◆ THE PROBLEM
For the word "data", count the lines in the records below that include it and give only that number.

----

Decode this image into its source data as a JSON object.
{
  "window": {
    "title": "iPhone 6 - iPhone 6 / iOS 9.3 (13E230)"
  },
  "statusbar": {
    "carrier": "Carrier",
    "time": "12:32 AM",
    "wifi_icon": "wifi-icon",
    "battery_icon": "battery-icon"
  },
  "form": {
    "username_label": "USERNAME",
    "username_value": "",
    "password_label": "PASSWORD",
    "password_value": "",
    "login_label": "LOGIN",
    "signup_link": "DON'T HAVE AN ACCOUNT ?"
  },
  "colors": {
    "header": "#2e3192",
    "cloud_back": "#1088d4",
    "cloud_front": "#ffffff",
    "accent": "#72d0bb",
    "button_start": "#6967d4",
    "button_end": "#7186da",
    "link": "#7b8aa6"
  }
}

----

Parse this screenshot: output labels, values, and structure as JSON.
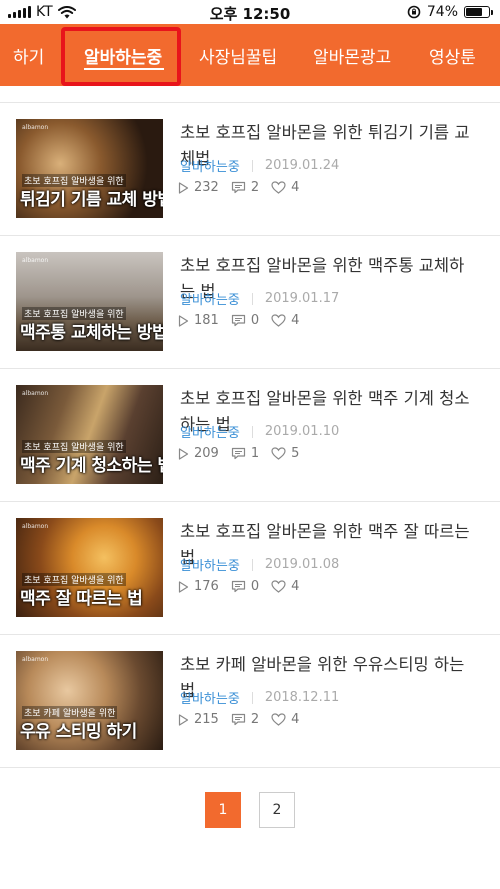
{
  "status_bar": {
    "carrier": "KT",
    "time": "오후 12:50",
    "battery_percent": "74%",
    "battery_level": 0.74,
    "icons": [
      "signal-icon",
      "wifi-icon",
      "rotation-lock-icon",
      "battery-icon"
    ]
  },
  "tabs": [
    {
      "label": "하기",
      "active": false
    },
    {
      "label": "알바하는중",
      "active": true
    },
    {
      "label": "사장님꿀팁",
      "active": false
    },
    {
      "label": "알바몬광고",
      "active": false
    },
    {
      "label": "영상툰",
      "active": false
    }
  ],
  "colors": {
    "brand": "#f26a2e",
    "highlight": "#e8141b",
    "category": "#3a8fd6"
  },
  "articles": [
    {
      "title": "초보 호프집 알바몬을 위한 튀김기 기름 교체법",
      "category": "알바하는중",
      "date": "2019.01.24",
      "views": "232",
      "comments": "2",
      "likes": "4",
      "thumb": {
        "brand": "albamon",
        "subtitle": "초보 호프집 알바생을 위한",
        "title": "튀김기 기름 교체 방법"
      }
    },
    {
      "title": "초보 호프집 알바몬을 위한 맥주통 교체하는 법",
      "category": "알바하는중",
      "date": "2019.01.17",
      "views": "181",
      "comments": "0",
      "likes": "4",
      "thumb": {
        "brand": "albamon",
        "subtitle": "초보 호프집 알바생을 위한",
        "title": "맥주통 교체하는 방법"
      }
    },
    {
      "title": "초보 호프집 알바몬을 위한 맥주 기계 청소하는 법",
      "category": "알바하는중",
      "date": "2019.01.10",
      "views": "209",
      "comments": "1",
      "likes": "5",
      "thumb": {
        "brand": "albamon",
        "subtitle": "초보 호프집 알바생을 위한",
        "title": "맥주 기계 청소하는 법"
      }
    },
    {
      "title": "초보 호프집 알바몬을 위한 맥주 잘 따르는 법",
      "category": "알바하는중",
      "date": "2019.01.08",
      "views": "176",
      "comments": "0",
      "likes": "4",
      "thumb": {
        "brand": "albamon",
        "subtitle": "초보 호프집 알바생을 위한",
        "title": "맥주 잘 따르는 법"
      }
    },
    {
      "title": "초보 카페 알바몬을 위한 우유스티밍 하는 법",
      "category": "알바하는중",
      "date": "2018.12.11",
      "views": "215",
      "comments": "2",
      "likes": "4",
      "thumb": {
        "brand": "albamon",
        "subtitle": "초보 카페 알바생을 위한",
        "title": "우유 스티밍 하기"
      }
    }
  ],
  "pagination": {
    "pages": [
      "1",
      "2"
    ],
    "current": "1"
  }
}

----

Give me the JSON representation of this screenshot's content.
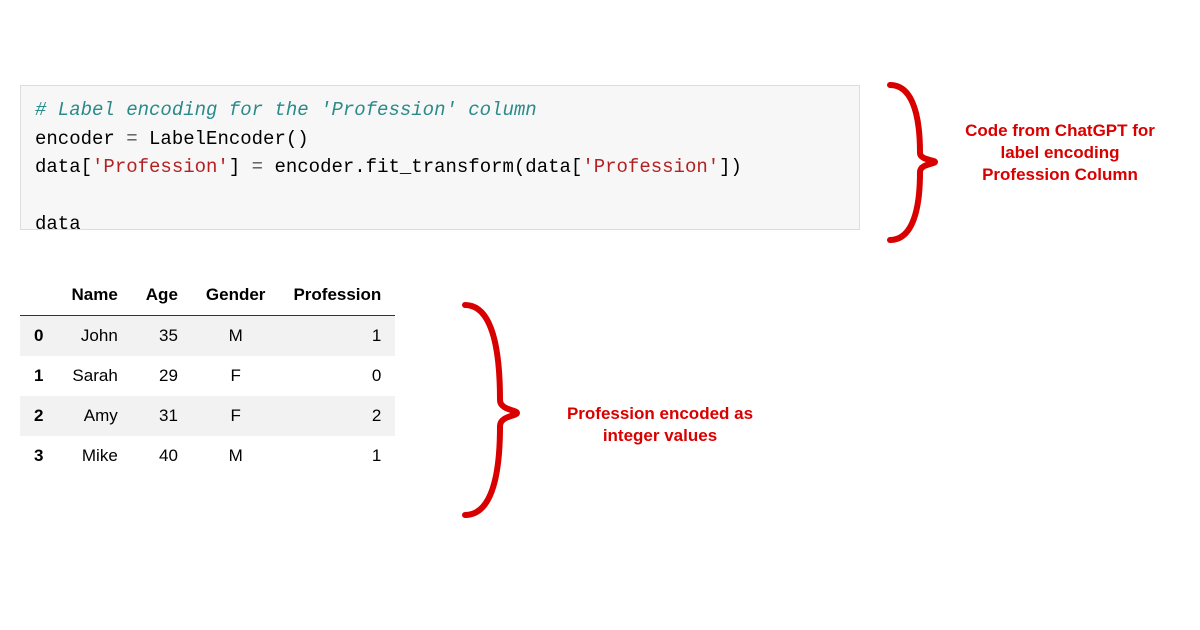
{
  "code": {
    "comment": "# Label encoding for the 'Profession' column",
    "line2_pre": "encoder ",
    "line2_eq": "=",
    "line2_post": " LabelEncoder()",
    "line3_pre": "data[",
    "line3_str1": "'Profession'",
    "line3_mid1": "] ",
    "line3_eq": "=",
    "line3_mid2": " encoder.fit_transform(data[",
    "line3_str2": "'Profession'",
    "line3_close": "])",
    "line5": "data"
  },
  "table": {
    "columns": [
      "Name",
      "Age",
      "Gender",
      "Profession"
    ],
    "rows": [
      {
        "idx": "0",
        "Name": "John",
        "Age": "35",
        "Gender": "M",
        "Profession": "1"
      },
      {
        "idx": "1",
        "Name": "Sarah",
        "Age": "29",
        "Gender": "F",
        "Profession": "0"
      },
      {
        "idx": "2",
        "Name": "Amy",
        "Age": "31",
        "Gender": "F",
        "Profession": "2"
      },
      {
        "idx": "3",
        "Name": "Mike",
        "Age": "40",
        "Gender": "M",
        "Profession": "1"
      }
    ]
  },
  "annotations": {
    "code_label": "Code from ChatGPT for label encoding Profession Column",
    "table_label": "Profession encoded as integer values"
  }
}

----

◆ EXERCISE ANSWER
4